If lightening the load and greater mobility don’t do the trick then some alternatives are in order. Other than dumbbell rows and cable rows many, more challenging options still exist. T-bar rows, one arm T-bar rows, dumbbell rows with your chest braced on a bench, and one arm cable rows are just a few to try.
Another important thing to do is learn how to pull with your back instead of your arms. To do this imagine there are ropes or cables attached to your elbows. Using your hands only as hooks, pull with your elbows and squeeze your shoulder blades together.
Of course this will require you to lower the amount of weight you lift, but rest assured, it’s guaranteed to stimulate more muscle growth in your back.
Isn’t it funny that there are those who can deadlift near a half ton of weight, bench press over 500 pounds and squat a house, but can’t perform a single bodyweight pullup? It begs the question: what is strength really? Many have the deep desire to be able to do a pullup or two, but never make the attempt.
Hauling your own bodyweight straight up is a real feat of strength and one you should learn.
If you find yourself unable to lift your body toward the pullup bar some training wheels are in order. First, think of your pullup routine as a total number versus individual sets.
For example, choose a number for the day such as 20 or 30. You will perform as many sets as it takes to reach 20 or 30 reps. Next, use bands.

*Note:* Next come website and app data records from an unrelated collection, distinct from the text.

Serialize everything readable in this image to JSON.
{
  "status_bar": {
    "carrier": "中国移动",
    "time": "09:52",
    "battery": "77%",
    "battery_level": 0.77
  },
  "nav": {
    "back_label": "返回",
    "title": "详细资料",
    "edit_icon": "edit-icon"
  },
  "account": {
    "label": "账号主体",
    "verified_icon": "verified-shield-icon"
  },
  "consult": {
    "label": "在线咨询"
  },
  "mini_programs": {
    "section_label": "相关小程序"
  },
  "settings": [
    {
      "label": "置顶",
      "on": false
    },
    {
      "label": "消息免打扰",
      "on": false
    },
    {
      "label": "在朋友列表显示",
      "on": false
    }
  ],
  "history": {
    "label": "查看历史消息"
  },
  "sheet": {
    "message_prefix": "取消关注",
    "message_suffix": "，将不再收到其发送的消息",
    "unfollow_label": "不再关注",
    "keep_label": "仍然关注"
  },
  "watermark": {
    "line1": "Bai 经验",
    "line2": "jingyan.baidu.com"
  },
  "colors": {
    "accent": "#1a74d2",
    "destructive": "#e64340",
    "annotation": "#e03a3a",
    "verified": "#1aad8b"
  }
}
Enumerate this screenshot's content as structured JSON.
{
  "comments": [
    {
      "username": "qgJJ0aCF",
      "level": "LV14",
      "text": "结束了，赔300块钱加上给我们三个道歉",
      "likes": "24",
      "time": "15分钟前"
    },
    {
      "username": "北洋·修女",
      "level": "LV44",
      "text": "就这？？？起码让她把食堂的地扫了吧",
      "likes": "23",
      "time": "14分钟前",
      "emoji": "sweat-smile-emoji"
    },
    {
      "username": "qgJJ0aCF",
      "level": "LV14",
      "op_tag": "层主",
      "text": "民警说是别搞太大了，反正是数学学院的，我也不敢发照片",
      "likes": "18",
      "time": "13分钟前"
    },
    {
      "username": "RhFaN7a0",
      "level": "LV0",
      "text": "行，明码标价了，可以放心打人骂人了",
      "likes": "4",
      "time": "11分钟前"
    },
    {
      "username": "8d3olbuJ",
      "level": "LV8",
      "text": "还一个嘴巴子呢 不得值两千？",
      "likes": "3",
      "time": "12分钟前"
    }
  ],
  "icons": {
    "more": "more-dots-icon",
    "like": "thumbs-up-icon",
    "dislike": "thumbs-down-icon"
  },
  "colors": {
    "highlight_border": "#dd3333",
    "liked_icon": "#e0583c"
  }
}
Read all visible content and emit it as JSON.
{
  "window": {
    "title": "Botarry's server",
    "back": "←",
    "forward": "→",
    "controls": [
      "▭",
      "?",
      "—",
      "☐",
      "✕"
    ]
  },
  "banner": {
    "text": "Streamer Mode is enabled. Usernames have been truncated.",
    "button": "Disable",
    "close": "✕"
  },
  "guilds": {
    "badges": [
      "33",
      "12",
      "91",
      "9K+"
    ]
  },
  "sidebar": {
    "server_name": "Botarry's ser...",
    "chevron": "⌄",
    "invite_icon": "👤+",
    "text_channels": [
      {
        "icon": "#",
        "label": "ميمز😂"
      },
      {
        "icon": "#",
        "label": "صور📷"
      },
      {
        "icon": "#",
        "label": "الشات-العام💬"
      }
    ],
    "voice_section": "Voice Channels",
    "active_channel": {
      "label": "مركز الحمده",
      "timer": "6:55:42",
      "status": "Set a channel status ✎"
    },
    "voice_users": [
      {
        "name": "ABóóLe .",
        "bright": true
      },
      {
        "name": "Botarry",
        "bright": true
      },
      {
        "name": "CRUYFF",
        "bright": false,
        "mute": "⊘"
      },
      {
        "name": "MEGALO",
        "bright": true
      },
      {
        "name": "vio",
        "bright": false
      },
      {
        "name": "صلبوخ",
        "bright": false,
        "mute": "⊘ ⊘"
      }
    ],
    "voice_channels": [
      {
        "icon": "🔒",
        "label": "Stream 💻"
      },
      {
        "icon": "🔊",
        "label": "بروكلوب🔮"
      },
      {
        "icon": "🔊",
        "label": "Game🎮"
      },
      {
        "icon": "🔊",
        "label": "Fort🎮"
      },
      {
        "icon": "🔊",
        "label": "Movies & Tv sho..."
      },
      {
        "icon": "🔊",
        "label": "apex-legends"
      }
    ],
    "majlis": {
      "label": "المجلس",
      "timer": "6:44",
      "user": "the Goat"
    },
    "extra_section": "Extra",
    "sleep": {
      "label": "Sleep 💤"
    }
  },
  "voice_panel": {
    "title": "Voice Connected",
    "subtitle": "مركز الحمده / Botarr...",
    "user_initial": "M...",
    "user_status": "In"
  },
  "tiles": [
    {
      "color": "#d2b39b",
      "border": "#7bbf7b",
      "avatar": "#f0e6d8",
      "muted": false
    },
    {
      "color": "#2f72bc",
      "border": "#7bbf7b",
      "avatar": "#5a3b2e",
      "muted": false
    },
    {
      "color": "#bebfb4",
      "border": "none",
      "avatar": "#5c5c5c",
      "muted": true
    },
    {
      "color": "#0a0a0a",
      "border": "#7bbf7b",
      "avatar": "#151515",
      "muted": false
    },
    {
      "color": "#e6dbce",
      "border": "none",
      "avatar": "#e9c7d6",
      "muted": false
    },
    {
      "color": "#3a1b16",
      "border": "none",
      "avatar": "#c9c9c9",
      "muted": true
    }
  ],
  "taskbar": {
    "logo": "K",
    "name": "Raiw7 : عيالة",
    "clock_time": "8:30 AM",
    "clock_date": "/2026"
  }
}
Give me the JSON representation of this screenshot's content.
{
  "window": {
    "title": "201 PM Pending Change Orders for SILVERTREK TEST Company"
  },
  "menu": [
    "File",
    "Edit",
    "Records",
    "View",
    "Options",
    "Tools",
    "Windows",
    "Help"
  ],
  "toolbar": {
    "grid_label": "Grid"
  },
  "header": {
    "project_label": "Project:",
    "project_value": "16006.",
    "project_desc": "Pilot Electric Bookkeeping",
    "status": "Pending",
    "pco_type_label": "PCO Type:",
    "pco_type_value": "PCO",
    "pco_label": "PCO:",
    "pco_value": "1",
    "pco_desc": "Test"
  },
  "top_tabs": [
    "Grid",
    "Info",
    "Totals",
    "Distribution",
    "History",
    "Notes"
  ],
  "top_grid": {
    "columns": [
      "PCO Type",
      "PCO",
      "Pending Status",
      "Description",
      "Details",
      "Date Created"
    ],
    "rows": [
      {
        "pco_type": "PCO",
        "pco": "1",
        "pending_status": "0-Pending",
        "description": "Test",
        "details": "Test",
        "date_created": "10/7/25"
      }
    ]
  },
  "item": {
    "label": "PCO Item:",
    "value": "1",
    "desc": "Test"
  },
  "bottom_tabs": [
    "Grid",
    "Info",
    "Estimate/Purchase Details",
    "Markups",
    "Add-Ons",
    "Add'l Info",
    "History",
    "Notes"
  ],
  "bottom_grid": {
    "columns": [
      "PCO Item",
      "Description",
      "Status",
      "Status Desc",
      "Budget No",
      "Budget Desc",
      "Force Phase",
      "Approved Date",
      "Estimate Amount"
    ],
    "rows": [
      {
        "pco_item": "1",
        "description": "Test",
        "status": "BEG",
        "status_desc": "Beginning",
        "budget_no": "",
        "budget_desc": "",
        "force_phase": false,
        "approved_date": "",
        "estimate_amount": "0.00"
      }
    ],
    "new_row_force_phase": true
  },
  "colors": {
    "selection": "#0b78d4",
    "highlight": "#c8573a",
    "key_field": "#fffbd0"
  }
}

Loop a band over the pullup bar and place your feet into the bottom end. Be sure to use slow and controlled movement as the bands can have a slingshot effect.
Over time graduate from a heavy band to a lighter one as you gain strength. Additionally you’ll start to see other back exercises increase as well.
There are just as effective alternatives to the “necessary” exercises. It just takes a little shift here and there to make them custom to your specific needs. Don’t think of these exercises as inferior or auxiliary. Find your groove, reduce pain and discomfort, and finally get moving on your muscle gains. It just might be a tweak away.